» Interface dataset entries
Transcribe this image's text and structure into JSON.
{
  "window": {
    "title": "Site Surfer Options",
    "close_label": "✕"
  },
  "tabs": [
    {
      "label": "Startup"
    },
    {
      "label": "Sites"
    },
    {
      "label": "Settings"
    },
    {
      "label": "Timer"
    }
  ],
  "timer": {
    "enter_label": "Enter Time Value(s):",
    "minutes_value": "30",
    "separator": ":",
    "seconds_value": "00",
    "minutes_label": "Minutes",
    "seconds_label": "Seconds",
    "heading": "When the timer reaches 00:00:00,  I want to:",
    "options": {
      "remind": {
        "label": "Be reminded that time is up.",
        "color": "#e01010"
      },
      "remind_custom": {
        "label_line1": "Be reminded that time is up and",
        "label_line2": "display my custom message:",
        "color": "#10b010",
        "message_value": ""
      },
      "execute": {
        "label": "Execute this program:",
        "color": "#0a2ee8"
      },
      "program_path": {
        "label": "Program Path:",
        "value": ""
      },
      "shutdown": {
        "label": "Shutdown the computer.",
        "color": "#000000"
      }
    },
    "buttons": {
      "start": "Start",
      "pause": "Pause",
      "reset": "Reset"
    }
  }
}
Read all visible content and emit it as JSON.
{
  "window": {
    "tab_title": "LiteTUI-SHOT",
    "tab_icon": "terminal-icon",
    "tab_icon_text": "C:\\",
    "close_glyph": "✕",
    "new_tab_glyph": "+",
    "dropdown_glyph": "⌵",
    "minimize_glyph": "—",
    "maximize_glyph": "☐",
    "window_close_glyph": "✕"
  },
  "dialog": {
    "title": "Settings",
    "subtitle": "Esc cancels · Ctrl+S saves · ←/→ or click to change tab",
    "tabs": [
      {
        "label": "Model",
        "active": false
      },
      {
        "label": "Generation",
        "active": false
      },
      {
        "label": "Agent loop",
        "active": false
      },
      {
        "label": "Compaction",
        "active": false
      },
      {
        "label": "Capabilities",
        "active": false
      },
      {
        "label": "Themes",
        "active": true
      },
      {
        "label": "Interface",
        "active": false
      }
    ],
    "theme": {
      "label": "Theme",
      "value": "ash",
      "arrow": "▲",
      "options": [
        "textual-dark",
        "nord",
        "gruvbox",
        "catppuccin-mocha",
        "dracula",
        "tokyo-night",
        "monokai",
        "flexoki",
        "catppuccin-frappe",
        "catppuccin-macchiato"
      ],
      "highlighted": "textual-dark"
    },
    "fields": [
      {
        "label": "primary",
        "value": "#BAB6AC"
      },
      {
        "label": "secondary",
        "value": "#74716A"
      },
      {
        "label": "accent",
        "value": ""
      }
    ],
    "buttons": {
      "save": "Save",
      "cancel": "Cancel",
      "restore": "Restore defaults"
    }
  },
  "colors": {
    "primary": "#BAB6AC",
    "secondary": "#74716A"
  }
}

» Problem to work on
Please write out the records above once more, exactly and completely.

» Result of the exercise
Transcribe this image's text and structure into JSON.
{
  "window": {
    "title": "Site Surfer Options",
    "close_label": "✕"
  },
  "tabs": [
    {
      "label": "Startup"
    },
    {
      "label": "Sites"
    },
    {
      "label": "Settings"
    },
    {
      "label": "Timer"
    }
  ],
  "timer": {
    "enter_label": "Enter Time Value(s):",
    "minutes_value": "30",
    "separator": ":",
    "seconds_value": "00",
    "minutes_label": "Minutes",
    "seconds_label": "Seconds",
    "heading": "When the timer reaches 00:00:00,  I want to:",
    "options": {
      "remind": {
        "label": "Be reminded that time is up.",
        "color": "#e01010"
      },
      "remind_custom": {
        "label_line1": "Be reminded that time is up and",
        "label_line2": "display my custom message:",
        "color": "#10b010",
        "message_value": ""
      },
      "execute": {
        "label": "Execute this program:",
        "color": "#0a2ee8"
      },
      "program_path": {
        "label": "Program Path:",
        "value": ""
      },
      "shutdown": {
        "label": "Shutdown the computer.",
        "color": "#000000"
      }
    },
    "buttons": {
      "start": "Start",
      "pause": "Pause",
      "reset": "Reset"
    }
  }
}
Read all visible content and emit it as JSON.
{
  "window": {
    "tab_title": "LiteTUI-SHOT",
    "tab_icon": "terminal-icon",
    "tab_icon_text": "C:\\",
    "close_glyph": "✕",
    "new_tab_glyph": "+",
    "dropdown_glyph": "⌵",
    "minimize_glyph": "—",
    "maximize_glyph": "☐",
    "window_close_glyph": "✕"
  },
  "dialog": {
    "title": "Settings",
    "subtitle": "Esc cancels · Ctrl+S saves · ←/→ or click to change tab",
    "tabs": [
      {
        "label": "Model",
        "active": false
      },
      {
        "label": "Generation",
        "active": false
      },
      {
        "label": "Agent loop",
        "active": false
      },
      {
        "label": "Compaction",
        "active": false
      },
      {
        "label": "Capabilities",
        "active": false
      },
      {
        "label": "Themes",
        "active": true
      },
      {
        "label": "Interface",
        "active": false
      }
    ],
    "theme": {
      "label": "Theme",
      "value": "ash",
      "arrow": "▲",
      "options": [
        "textual-dark",
        "nord",
        "gruvbox",
        "catppuccin-mocha",
        "dracula",
        "tokyo-night",
        "monokai",
        "flexoki",
        "catppuccin-frappe",
        "catppuccin-macchiato"
      ],
      "highlighted": "textual-dark"
    },
    "fields": [
      {
        "label": "primary",
        "value": "#BAB6AC"
      },
      {
        "label": "secondary",
        "value": "#74716A"
      },
      {
        "label": "accent",
        "value": ""
      }
    ],
    "buttons": {
      "save": "Save",
      "cancel": "Cancel",
      "restore": "Restore defaults"
    }
  },
  "colors": {
    "primary": "#BAB6AC",
    "secondary": "#74716A"
  }
}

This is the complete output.